You guys know, I often sketch and plan a painting. Projecting a drawn image onto a prepared canvas and working within the structure … and sometimes destroying the structure … but I often have a starting point.
This one went differently. I like to create organically. When I sketch I almost never have a plan and count on my ability to leverage an eraser at my whim to just see what happens. Well, when painting anything remotely figurative that’s not always a good option. Paint isn’t quite as forgiving as pencil.
That being said, it is one draw I have to abstract work. When I go in with a notion and not an idea different things happen. This one started as a killer green background but then … I was stuck! The green seemed almost mechanical, fabricated? Manufactured? I don’t know but it felt decidedly not organic.
I wish I could tell you what colors were at play here, I wasn’t keeping good track as I was working on the whim. Looking at it I’m going to assume a Naples Yellow (which is pretty subdued and opaque) and an Umber, I’m assuming raw as it’s my go to right now and the shading here is pretty cool (burnt would have given me more orange I think).
This was fun to do and I enjoyed the swirly nature of it, but it also seemed … bland.
Since that background was so darned cool I played around with layering various translucent oranges and reds onto the yellow … and then I had a bunch of the mix leftover and I just went at the canvas with a palette knife to create some movement and weight at the bottom. I was, and am pleased with this result.
It still felt, to me, like more was needed to bring it all together. Given the excellent masking luck I’d had with Rosa I thought I’d try the same technique to create some lightness behind the image. And voila`!

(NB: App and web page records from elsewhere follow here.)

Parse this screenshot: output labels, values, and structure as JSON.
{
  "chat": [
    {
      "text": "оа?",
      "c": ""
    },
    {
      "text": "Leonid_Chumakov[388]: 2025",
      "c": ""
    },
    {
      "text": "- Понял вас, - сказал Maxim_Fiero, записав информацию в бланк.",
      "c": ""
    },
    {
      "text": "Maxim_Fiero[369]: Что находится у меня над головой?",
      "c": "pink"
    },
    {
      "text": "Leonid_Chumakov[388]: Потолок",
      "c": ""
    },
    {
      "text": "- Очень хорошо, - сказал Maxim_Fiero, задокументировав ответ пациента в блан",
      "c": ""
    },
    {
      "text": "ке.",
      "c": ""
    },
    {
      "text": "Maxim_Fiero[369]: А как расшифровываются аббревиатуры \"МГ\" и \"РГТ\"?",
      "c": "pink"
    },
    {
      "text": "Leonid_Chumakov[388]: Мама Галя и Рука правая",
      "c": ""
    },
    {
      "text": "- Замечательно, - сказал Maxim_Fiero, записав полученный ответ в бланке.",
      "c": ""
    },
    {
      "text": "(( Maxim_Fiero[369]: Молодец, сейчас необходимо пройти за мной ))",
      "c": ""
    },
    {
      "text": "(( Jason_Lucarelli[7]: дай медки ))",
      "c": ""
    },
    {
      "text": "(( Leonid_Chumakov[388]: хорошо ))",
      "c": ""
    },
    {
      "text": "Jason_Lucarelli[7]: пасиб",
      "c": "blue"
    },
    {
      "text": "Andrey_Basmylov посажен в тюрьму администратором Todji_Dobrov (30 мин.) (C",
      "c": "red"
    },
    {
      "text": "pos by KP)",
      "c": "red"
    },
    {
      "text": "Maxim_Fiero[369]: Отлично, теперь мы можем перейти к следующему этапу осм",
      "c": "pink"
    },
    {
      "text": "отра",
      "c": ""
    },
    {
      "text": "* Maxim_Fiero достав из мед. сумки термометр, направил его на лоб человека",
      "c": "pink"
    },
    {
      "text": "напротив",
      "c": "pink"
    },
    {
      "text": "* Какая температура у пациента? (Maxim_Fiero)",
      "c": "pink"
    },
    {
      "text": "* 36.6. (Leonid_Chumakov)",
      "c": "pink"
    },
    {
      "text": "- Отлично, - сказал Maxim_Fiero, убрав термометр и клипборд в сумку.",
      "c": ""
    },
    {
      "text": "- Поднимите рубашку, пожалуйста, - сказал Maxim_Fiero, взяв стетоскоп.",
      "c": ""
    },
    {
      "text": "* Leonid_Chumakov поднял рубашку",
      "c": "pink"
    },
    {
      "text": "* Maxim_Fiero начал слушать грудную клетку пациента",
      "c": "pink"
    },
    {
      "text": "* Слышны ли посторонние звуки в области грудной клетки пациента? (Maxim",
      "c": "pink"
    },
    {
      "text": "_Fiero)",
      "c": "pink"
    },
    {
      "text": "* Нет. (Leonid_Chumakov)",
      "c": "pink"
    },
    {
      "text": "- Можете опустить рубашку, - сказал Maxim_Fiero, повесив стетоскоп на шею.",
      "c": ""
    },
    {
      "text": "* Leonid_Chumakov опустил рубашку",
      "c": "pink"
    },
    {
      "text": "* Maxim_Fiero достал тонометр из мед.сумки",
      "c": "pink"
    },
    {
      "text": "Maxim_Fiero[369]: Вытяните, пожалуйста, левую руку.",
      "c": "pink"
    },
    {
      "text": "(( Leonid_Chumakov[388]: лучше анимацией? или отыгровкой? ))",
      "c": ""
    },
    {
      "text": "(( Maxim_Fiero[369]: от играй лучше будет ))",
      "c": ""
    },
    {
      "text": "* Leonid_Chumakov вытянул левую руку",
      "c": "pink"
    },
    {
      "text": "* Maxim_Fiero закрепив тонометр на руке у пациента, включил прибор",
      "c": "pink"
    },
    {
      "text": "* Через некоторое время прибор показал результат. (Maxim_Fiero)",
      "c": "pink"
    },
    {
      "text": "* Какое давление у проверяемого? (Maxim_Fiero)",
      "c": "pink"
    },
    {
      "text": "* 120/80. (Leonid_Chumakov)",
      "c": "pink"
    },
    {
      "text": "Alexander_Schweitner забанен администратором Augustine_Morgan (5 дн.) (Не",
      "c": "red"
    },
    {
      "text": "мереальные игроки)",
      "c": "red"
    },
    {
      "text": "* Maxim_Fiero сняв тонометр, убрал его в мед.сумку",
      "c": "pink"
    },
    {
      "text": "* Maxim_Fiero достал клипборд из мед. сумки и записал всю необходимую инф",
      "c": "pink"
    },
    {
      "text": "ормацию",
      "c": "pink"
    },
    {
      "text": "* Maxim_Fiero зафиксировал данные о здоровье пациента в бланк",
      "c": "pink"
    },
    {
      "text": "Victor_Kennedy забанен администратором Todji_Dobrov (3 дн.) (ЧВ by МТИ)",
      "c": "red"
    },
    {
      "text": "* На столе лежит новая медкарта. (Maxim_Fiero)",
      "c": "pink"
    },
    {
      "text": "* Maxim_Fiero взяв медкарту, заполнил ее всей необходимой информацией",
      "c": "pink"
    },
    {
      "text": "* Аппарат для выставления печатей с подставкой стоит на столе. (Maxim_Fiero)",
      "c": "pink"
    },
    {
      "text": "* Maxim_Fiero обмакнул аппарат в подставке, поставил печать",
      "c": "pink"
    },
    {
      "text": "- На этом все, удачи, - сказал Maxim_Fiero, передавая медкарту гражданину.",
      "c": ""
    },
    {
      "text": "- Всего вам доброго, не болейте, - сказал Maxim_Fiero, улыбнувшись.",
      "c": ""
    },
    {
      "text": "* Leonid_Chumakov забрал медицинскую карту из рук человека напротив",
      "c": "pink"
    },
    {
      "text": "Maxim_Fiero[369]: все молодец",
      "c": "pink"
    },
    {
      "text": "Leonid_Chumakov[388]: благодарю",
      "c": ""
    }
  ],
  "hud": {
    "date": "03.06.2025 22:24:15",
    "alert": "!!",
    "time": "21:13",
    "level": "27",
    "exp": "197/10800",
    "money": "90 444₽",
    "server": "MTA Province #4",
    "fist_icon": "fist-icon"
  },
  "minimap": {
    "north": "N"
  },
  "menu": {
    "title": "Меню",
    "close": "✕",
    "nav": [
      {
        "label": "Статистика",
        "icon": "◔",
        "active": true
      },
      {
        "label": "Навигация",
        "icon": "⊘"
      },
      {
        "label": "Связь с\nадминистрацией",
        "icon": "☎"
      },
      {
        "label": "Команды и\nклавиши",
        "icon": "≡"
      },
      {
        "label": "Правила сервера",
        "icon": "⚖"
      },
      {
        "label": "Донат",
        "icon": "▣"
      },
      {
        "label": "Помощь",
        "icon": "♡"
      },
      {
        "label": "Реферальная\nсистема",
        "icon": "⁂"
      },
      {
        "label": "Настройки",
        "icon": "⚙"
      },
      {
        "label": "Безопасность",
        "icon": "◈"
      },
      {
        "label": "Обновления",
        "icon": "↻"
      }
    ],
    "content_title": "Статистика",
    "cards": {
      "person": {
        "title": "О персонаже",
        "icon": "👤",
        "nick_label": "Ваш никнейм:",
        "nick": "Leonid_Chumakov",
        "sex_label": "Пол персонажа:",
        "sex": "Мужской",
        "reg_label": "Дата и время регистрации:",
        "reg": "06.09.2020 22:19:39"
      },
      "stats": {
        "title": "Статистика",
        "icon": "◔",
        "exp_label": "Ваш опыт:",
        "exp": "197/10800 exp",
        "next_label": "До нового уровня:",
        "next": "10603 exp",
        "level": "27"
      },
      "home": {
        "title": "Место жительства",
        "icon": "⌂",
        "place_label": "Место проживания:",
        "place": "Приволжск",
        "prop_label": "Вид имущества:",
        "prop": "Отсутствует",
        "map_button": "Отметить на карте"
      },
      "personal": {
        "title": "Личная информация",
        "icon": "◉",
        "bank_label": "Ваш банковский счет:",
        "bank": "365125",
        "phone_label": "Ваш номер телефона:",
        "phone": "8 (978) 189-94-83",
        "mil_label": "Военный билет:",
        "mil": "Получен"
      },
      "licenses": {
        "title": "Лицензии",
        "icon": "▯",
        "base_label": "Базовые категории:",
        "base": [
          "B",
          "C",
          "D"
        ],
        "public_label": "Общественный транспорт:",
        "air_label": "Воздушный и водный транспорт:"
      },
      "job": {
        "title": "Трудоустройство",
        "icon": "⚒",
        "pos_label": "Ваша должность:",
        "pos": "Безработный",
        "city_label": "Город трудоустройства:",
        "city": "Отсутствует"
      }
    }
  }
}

Oftentimes the unplanned goes so much better for me than the heavy planning pieces. That being said, the planning and execution of a piece gives me an opportunity to learn so much that I can then bring to more organic creations. Nothing is lost.